He graduated in the class of 1938 from Forrest County Agricultural High School, in Brooklyn, Miss. After a short stint in the Civilian Conservation Corps, Mr. Barden joined the U.S. Army Air Corps in 1939 (later to become the U.S. Air Force). Just a month after the Japanese bombed Pearl Harbor on Dec. 7, 1941, Mr. Barden’s aircraft squadron and group boarded trains to California where they embarked on ships headed to the South Pacific.

His unit was among the first to be sent to stop the rapidly advancing Japanese forces. It was in the jungle airstrips of New Guinea where he earned the title of “Crew Chief of the Aces.” Three pilots, for whom he served as crew chief, were credited with shooting down at least five enemy aircraft, thus becoming “Aces.” It is believed he is the only crew chief to have ever earned this distinction.

One such pilot, then a young lieutenant, Richard Bong, became the leading Ace in the history of the United States by shooting down 40 Japanese aircraft. After returning from the Pacific with malaria, Mr. Barden was stationed at Brookley Field, in Mobile. It was here he met a young girl from Andalusia, Ruby Gilles, who would become his wife and lifelong companion.

Their family quickly grew and after a succession of duty assignment, including several years in Japan, Master Sergeant Barden retired in 1960 and moved to Mobile, where he worked for Liberty National Insurance then later became a charter employee of American Family Life Assurance, Co (AFLAC).

In 1964, the family moved to Atmore where Mr. Barden continued to work for AFLAC. Mr. and Mrs. Barden moved to King George, Va., in 2012 to live with their daughter and son-in-law. From humble beginnings, Mr. Barden became an extraordinary individual. He was a man of honor. He lived a life of consequence. As patriarch of the Barden family, he inspired generations to serve God and love this great country.

His legacy is reflected in the lives he touched and will continue to be felt for many generations to come.
He is sorely missed but at the same time we celebrate his life and rejoice in the certainty of his heavenly home.

Funeral services for Mr. Barden were held at noon Tuesday, June 24, from the First Baptist Church of Atmore. A visitation was held at the church from 10:30 a.m. until service time at noon.

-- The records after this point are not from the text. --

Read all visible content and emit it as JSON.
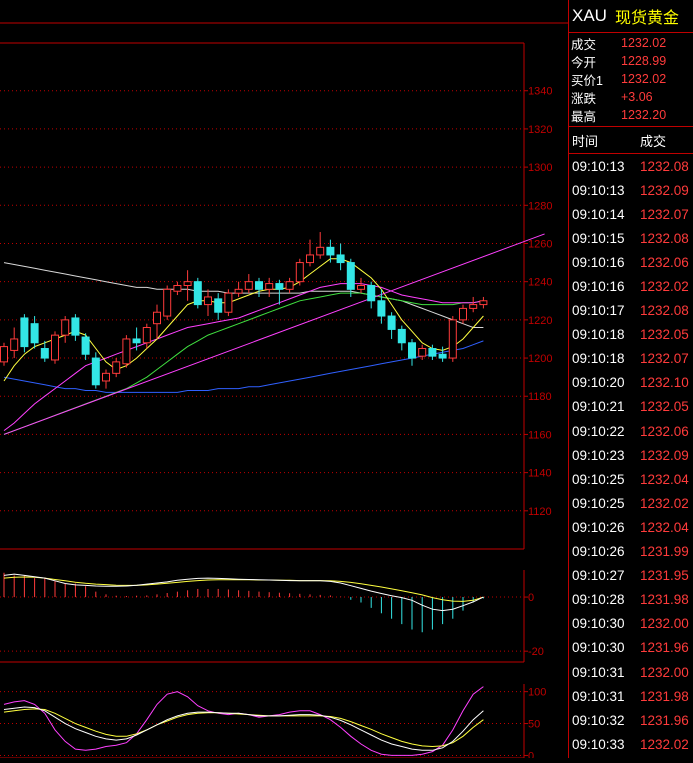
{
  "header": {
    "symbol": "XAU",
    "name": "现货黄金"
  },
  "quote": [
    {
      "label": "成交",
      "value": "1232.02"
    },
    {
      "label": "今开",
      "value": "1228.99"
    },
    {
      "label": "买价1",
      "value": "1232.02"
    },
    {
      "label": "涨跌",
      "value": "+3.06"
    },
    {
      "label": "最高",
      "value": "1232.20"
    }
  ],
  "ticks_header": {
    "time": "时间",
    "price": "成交"
  },
  "ticks": [
    {
      "time": "09:10:13",
      "price": "1232.08"
    },
    {
      "time": "09:10:13",
      "price": "1232.09"
    },
    {
      "time": "09:10:14",
      "price": "1232.07"
    },
    {
      "time": "09:10:15",
      "price": "1232.08"
    },
    {
      "time": "09:10:16",
      "price": "1232.06"
    },
    {
      "time": "09:10:16",
      "price": "1232.02"
    },
    {
      "time": "09:10:17",
      "price": "1232.08"
    },
    {
      "time": "09:10:18",
      "price": "1232.05"
    },
    {
      "time": "09:10:18",
      "price": "1232.07"
    },
    {
      "time": "09:10:20",
      "price": "1232.10"
    },
    {
      "time": "09:10:21",
      "price": "1232.05"
    },
    {
      "time": "09:10:22",
      "price": "1232.06"
    },
    {
      "time": "09:10:23",
      "price": "1232.09"
    },
    {
      "time": "09:10:25",
      "price": "1232.04"
    },
    {
      "time": "09:10:25",
      "price": "1232.02"
    },
    {
      "time": "09:10:26",
      "price": "1232.04"
    },
    {
      "time": "09:10:26",
      "price": "1231.99"
    },
    {
      "time": "09:10:27",
      "price": "1231.95"
    },
    {
      "time": "09:10:28",
      "price": "1231.98"
    },
    {
      "time": "09:10:30",
      "price": "1232.00"
    },
    {
      "time": "09:10:30",
      "price": "1231.96"
    },
    {
      "time": "09:10:31",
      "price": "1232.00"
    },
    {
      "time": "09:10:31",
      "price": "1231.98"
    },
    {
      "time": "09:10:32",
      "price": "1231.96"
    },
    {
      "time": "09:10:33",
      "price": "1232.02"
    }
  ],
  "colors": {
    "up": "#ff3b3b",
    "down": "#33e6e6",
    "grid": "#c00000",
    "ma_white": "#d8d8d8",
    "ma_yellow": "#ffff40",
    "ma_magenta": "#ff40ff",
    "ma_green": "#40e040",
    "ma_blue": "#3060ff"
  },
  "chart_data": [
    {
      "type": "candlestick",
      "ylim": [
        1100,
        1365
      ],
      "yticks": [
        1120,
        1140,
        1160,
        1180,
        1200,
        1220,
        1240,
        1260,
        1280,
        1300,
        1320,
        1340
      ],
      "candles": [
        [
          1198,
          1206,
          1196,
          1208
        ],
        [
          1204,
          1210,
          1200,
          1216
        ],
        [
          1221,
          1206,
          1203,
          1223
        ],
        [
          1218,
          1208,
          1205,
          1222
        ],
        [
          1205,
          1200,
          1198,
          1209
        ],
        [
          1199,
          1212,
          1197,
          1214
        ],
        [
          1212,
          1220,
          1208,
          1222
        ],
        [
          1221,
          1212,
          1209,
          1223
        ],
        [
          1211,
          1202,
          1199,
          1213
        ],
        [
          1200,
          1186,
          1184,
          1203
        ],
        [
          1188,
          1192,
          1184,
          1194
        ],
        [
          1192,
          1198,
          1190,
          1200
        ],
        [
          1197,
          1210,
          1195,
          1212
        ],
        [
          1210,
          1208,
          1204,
          1216
        ],
        [
          1208,
          1216,
          1205,
          1218
        ],
        [
          1218,
          1224,
          1210,
          1228
        ],
        [
          1222,
          1236,
          1220,
          1238
        ],
        [
          1235,
          1238,
          1233,
          1240
        ],
        [
          1238,
          1240,
          1230,
          1246
        ],
        [
          1240,
          1228,
          1226,
          1242
        ],
        [
          1228,
          1232,
          1222,
          1236
        ],
        [
          1231,
          1224,
          1220,
          1234
        ],
        [
          1224,
          1234,
          1222,
          1236
        ],
        [
          1234,
          1236,
          1232,
          1240
        ],
        [
          1236,
          1240,
          1234,
          1244
        ],
        [
          1240,
          1236,
          1232,
          1242
        ],
        [
          1236,
          1239,
          1232,
          1242
        ],
        [
          1239,
          1236,
          1228,
          1241
        ],
        [
          1236,
          1240,
          1234,
          1242
        ],
        [
          1240,
          1250,
          1238,
          1252
        ],
        [
          1250,
          1254,
          1248,
          1262
        ],
        [
          1254,
          1258,
          1252,
          1266
        ],
        [
          1258,
          1254,
          1250,
          1262
        ],
        [
          1254,
          1250,
          1246,
          1260
        ],
        [
          1250,
          1236,
          1232,
          1252
        ],
        [
          1236,
          1238,
          1234,
          1242
        ],
        [
          1238,
          1230,
          1226,
          1240
        ],
        [
          1230,
          1222,
          1218,
          1236
        ],
        [
          1222,
          1215,
          1210,
          1224
        ],
        [
          1215,
          1208,
          1204,
          1217
        ],
        [
          1208,
          1200,
          1196,
          1210
        ],
        [
          1201,
          1205,
          1199,
          1207
        ],
        [
          1205,
          1201,
          1199,
          1207
        ],
        [
          1202,
          1200,
          1198,
          1206
        ],
        [
          1200,
          1220,
          1198,
          1222
        ],
        [
          1220,
          1226,
          1218,
          1228
        ],
        [
          1226,
          1228,
          1224,
          1232
        ],
        [
          1228,
          1230,
          1226,
          1232
        ]
      ],
      "ma_white": [
        1250,
        1249,
        1248,
        1247,
        1246,
        1245,
        1244,
        1243,
        1242,
        1241,
        1240,
        1239,
        1238,
        1237,
        1237,
        1236,
        1236,
        1236,
        1236,
        1235,
        1235,
        1235,
        1234,
        1234,
        1234,
        1234,
        1234,
        1234,
        1234,
        1234,
        1235,
        1235,
        1235,
        1235,
        1235,
        1234,
        1233,
        1232,
        1231,
        1230,
        1228,
        1226,
        1224,
        1222,
        1220,
        1218,
        1216,
        1216
      ],
      "ma_yellow": [
        1188,
        1196,
        1202,
        1206,
        1208,
        1210,
        1212,
        1214,
        1212,
        1205,
        1198,
        1194,
        1196,
        1200,
        1205,
        1210,
        1216,
        1222,
        1228,
        1230,
        1230,
        1229,
        1229,
        1231,
        1233,
        1235,
        1236,
        1236,
        1237,
        1240,
        1244,
        1248,
        1252,
        1252,
        1250,
        1246,
        1242,
        1236,
        1228,
        1220,
        1214,
        1208,
        1205,
        1204,
        1206,
        1210,
        1216,
        1222
      ],
      "ma_magenta": [
        1162,
        1166,
        1171,
        1176,
        1180,
        1184,
        1188,
        1192,
        1196,
        1198,
        1200,
        1202,
        1204,
        1206,
        1208,
        1210,
        1212,
        1214,
        1216,
        1217,
        1218,
        1219,
        1220,
        1221,
        1223,
        1225,
        1227,
        1229,
        1231,
        1233,
        1235,
        1237,
        1238,
        1239,
        1239,
        1239,
        1238,
        1237,
        1235,
        1233,
        1232,
        1231,
        1230,
        1229,
        1229,
        1229,
        1229,
        1230
      ],
      "ma_green": [
        1160,
        1162,
        1164,
        1166,
        1168,
        1170,
        1172,
        1174,
        1176,
        1178,
        1180,
        1182,
        1184,
        1187,
        1190,
        1194,
        1198,
        1202,
        1206,
        1209,
        1212,
        1214,
        1216,
        1218,
        1220,
        1222,
        1224,
        1226,
        1228,
        1230,
        1231,
        1232,
        1233,
        1234,
        1234,
        1234,
        1233,
        1232,
        1231,
        1230,
        1229,
        1228,
        1228,
        1228,
        1228,
        1229,
        1229,
        1230
      ],
      "ma_blue": [
        1190,
        1189,
        1188,
        1187,
        1186,
        1185,
        1184,
        1184,
        1183,
        1183,
        1182,
        1182,
        1182,
        1182,
        1182,
        1182,
        1182,
        1182,
        1183,
        1183,
        1183,
        1184,
        1184,
        1184,
        1185,
        1185,
        1186,
        1187,
        1188,
        1189,
        1190,
        1191,
        1192,
        1193,
        1194,
        1195,
        1196,
        1197,
        1198,
        1199,
        1200,
        1201,
        1202,
        1203,
        1204,
        1205,
        1207,
        1209
      ],
      "trendline": [
        [
          0,
          1160
        ],
        [
          53,
          1265
        ]
      ]
    },
    {
      "type": "bar",
      "name": "MACD",
      "ylim": [
        -24,
        10
      ],
      "yticks": [
        0,
        -20
      ],
      "hist": [
        9,
        8,
        8,
        7,
        7,
        6,
        5,
        5,
        4,
        2,
        1,
        0.5,
        0.4,
        0.5,
        0.6,
        1,
        1.5,
        2,
        2.5,
        3,
        3,
        3,
        2.8,
        2.5,
        2.3,
        2,
        1.8,
        1.6,
        1.4,
        1.2,
        1,
        0.8,
        0.6,
        0.2,
        -1,
        -2,
        -4,
        -6,
        -8,
        -10,
        -12,
        -13,
        -12,
        -10,
        -8,
        -5,
        -2,
        -0.5
      ],
      "dif": [
        8,
        8.5,
        8,
        7.5,
        7,
        6,
        5,
        4.5,
        4.3,
        4.1,
        4,
        4,
        4.1,
        4.4,
        4.8,
        5.2,
        5.6,
        6.2,
        6.6,
        6.9,
        7,
        6.9,
        6.8,
        6.6,
        6.5,
        6.4,
        6.3,
        6.2,
        6.1,
        6,
        6,
        6,
        5.8,
        5.2,
        4.2,
        3.2,
        2.2,
        1.3,
        0.5,
        -0.2,
        -1.2,
        -3,
        -4.5,
        -5,
        -4.5,
        -3.2,
        -1.8,
        0
      ],
      "dea": [
        7,
        7.3,
        7.4,
        7.3,
        7,
        6.5,
        6,
        5.5,
        5.1,
        4.8,
        4.6,
        4.4,
        4.3,
        4.3,
        4.5,
        4.8,
        5.1,
        5.4,
        5.8,
        6.1,
        6.3,
        6.4,
        6.4,
        6.4,
        6.4,
        6.3,
        6.3,
        6.2,
        6.2,
        6.1,
        6.1,
        6.1,
        6,
        5.8,
        5.4,
        4.9,
        4.3,
        3.7,
        3,
        2.3,
        1.6,
        0.8,
        -0.2,
        -1,
        -1.5,
        -1.6,
        -1.2,
        0
      ]
    },
    {
      "type": "line",
      "name": "KDJ",
      "ylim": [
        -4,
        112
      ],
      "yticks": [
        100,
        50,
        0
      ],
      "k": [
        72,
        74,
        76,
        75,
        70,
        60,
        50,
        42,
        36,
        30,
        26,
        24,
        26,
        32,
        40,
        48,
        56,
        62,
        66,
        68,
        68,
        67,
        66,
        66,
        64,
        62,
        62,
        62,
        63,
        64,
        64,
        63,
        60,
        55,
        48,
        40,
        32,
        24,
        18,
        14,
        10,
        8,
        8,
        12,
        22,
        38,
        56,
        70
      ],
      "d": [
        68,
        70,
        72,
        73,
        72,
        66,
        58,
        50,
        44,
        38,
        33,
        30,
        30,
        34,
        40,
        48,
        54,
        60,
        64,
        66,
        67,
        67,
        66,
        65,
        64,
        63,
        62,
        62,
        62,
        62,
        62,
        62,
        61,
        58,
        53,
        47,
        41,
        34,
        28,
        22,
        18,
        15,
        14,
        15,
        20,
        30,
        44,
        56
      ],
      "j": [
        80,
        84,
        86,
        80,
        66,
        40,
        22,
        10,
        8,
        10,
        14,
        16,
        20,
        34,
        56,
        80,
        96,
        100,
        92,
        78,
        70,
        66,
        64,
        66,
        64,
        60,
        62,
        64,
        68,
        70,
        70,
        64,
        56,
        44,
        30,
        18,
        8,
        2,
        0,
        0,
        0,
        2,
        6,
        16,
        40,
        70,
        96,
        108
      ]
    }
  ]
}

Visitation was also held from 5:30 p.m. until 7 p.m. Monday, June 23, from the Johnson-Quimby Funeral Home.
Master Sergeant Elwood E. Barden (USAF, Retired) will be buried at Arlington National Cemetery.

Johnson-Quimby Funeral Home, Inc., was in charge of arrangements.